* Your objective *
Would you please copy each line of the listing that mentions "JSON"?

START Records for processing

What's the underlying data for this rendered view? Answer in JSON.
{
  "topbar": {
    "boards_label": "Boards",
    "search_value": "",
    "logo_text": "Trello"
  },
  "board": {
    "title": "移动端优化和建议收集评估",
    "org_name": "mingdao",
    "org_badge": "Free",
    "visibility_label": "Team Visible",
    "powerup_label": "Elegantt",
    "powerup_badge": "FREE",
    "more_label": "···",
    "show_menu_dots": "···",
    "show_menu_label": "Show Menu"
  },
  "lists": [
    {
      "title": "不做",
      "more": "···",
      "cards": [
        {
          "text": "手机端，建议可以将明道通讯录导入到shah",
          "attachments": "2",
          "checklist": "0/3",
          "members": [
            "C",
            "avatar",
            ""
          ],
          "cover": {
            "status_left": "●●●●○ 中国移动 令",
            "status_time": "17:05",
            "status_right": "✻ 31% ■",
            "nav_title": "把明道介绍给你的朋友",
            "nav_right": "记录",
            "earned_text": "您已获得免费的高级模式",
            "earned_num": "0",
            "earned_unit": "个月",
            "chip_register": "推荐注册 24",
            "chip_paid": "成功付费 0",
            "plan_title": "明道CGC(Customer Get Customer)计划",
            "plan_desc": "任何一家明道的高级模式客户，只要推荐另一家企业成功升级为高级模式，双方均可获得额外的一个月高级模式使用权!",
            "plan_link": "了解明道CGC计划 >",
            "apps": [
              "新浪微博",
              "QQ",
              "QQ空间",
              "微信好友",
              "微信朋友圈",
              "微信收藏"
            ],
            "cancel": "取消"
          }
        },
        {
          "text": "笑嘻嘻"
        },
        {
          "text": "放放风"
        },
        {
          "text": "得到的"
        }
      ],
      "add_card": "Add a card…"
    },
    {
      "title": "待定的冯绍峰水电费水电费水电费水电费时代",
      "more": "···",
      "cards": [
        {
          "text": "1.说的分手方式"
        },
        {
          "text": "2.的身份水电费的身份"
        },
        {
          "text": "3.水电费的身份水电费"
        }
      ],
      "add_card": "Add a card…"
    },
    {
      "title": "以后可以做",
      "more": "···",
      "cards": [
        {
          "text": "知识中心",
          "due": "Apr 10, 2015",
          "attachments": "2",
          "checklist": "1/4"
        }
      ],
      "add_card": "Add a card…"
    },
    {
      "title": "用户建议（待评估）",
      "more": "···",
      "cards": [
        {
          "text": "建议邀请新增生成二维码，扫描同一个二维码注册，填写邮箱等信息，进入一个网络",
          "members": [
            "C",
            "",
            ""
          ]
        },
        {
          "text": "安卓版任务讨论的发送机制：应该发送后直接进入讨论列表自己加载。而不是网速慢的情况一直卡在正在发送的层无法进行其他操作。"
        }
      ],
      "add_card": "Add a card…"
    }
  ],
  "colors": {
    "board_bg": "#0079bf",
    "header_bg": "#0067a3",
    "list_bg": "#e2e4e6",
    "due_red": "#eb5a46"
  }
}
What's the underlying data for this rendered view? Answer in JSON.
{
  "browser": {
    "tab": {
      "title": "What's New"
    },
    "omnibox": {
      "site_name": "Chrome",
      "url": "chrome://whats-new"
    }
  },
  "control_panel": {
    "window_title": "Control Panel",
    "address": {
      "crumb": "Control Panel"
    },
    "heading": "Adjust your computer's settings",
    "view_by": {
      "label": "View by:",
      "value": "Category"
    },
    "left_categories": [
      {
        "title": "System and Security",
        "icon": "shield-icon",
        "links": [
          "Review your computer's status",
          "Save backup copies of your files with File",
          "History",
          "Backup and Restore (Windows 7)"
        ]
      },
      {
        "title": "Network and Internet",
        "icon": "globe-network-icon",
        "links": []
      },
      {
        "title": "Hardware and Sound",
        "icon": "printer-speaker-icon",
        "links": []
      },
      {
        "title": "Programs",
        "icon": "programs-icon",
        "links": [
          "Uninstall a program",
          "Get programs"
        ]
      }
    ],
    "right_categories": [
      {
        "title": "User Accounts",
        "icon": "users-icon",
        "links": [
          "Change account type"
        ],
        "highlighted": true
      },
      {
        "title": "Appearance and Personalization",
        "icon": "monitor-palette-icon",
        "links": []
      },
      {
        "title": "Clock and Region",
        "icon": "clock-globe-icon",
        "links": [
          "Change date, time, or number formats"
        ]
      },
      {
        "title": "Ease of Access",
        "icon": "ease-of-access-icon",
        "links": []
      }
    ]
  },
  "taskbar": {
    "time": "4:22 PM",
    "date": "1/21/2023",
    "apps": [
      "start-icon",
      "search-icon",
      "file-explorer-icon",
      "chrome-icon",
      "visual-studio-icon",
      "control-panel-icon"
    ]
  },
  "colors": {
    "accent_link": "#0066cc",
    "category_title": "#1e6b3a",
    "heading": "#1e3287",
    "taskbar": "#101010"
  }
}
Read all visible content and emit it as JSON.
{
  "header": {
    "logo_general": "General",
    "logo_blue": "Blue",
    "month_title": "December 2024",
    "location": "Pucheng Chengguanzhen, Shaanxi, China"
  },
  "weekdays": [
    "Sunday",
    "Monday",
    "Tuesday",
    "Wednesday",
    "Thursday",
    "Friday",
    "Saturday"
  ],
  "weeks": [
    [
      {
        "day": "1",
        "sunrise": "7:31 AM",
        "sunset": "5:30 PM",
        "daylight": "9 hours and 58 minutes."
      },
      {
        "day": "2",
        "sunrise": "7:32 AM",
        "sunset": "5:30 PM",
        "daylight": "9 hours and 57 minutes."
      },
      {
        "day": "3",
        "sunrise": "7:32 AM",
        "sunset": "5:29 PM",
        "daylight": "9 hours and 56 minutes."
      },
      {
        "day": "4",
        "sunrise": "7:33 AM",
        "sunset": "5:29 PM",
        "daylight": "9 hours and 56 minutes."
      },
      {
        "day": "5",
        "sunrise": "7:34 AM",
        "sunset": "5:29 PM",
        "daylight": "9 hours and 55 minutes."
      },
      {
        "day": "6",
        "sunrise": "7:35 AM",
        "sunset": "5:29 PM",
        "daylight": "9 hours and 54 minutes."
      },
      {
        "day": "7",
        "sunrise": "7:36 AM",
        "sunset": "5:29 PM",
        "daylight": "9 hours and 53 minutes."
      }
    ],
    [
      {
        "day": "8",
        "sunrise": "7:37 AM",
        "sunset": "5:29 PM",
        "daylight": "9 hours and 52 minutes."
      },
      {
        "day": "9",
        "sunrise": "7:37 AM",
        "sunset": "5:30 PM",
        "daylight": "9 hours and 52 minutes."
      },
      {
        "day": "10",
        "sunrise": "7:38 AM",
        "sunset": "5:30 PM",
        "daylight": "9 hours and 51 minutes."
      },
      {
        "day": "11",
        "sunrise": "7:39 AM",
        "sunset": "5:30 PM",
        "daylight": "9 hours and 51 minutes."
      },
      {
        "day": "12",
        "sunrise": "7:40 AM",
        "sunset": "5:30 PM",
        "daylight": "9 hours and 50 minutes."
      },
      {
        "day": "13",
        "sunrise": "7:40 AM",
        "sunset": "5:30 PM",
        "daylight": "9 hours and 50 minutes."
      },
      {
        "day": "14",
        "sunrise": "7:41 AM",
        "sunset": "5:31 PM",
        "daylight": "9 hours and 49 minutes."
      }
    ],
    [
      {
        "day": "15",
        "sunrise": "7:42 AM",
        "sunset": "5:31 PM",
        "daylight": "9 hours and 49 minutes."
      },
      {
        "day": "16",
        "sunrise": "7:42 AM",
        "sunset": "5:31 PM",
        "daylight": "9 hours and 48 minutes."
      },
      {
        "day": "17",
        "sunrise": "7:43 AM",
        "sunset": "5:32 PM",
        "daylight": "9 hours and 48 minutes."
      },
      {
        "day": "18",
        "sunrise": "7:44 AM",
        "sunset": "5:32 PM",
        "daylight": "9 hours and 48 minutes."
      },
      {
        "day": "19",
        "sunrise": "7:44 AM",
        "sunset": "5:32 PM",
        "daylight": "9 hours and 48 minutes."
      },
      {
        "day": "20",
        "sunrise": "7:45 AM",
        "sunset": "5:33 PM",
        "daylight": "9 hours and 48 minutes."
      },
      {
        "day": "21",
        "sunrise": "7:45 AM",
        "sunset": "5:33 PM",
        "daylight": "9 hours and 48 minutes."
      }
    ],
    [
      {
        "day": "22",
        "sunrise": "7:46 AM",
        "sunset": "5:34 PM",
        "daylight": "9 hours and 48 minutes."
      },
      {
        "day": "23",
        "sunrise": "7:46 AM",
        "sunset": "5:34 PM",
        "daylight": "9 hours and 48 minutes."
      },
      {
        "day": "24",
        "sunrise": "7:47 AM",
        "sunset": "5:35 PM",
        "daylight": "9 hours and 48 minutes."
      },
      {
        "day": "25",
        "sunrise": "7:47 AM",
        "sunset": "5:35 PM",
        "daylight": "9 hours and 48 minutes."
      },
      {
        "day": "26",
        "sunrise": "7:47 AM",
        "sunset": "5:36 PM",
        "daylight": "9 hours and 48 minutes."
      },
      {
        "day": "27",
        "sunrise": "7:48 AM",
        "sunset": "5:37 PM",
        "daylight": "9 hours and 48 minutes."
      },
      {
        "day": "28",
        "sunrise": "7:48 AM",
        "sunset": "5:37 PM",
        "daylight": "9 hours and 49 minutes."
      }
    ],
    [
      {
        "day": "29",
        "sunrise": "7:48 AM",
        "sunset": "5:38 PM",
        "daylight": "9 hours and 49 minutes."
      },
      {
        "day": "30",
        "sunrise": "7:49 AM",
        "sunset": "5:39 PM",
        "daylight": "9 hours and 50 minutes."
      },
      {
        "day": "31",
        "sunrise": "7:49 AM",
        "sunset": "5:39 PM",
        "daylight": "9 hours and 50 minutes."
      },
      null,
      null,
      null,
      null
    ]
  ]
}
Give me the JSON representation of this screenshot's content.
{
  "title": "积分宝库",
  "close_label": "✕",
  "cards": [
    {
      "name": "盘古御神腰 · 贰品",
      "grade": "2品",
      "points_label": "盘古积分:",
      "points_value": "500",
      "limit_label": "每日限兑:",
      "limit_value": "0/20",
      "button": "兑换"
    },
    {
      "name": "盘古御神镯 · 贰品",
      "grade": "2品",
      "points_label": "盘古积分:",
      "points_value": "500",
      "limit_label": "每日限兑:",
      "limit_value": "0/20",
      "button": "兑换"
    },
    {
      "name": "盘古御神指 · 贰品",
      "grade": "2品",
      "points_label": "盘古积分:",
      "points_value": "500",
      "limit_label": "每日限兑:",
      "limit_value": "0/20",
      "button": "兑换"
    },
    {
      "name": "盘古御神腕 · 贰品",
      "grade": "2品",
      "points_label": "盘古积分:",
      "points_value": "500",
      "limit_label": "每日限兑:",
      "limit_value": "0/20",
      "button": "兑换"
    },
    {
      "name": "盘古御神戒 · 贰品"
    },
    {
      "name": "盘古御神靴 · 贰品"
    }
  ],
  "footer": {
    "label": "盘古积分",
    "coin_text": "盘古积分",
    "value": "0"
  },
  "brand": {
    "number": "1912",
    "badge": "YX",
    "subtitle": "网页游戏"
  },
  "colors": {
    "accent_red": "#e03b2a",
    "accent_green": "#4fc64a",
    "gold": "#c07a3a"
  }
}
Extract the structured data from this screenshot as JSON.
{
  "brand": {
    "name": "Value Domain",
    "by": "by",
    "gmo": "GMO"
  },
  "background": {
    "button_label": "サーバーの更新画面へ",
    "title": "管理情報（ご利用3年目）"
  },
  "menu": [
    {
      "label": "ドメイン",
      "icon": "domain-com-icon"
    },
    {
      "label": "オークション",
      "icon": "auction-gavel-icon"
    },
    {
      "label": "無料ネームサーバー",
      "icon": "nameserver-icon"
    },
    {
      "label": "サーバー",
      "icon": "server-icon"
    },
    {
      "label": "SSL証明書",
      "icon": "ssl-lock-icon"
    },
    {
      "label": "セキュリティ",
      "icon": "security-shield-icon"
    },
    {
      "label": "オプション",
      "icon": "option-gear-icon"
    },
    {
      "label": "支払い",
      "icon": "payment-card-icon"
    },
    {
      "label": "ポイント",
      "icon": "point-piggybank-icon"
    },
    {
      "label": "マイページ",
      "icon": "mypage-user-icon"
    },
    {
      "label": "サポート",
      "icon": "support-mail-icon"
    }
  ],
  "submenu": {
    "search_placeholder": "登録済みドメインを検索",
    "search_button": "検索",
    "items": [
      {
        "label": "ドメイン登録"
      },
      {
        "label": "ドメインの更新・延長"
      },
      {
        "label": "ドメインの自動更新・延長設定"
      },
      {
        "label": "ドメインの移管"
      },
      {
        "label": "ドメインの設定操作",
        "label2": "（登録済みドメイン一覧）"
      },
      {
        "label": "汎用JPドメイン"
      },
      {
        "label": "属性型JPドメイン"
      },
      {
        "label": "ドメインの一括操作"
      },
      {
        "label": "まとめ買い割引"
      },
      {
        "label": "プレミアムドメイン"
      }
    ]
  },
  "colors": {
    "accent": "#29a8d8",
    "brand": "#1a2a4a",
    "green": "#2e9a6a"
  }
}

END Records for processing

* Result of this task *
What's the underlying data for this rendered view? Answer in JSON.
What's the underlying data for this rendered view? Answer in JSON.
Read all visible content and emit it as JSON.
Give me the JSON representation of this screenshot's content.
Extract the structured data from this screenshot as JSON.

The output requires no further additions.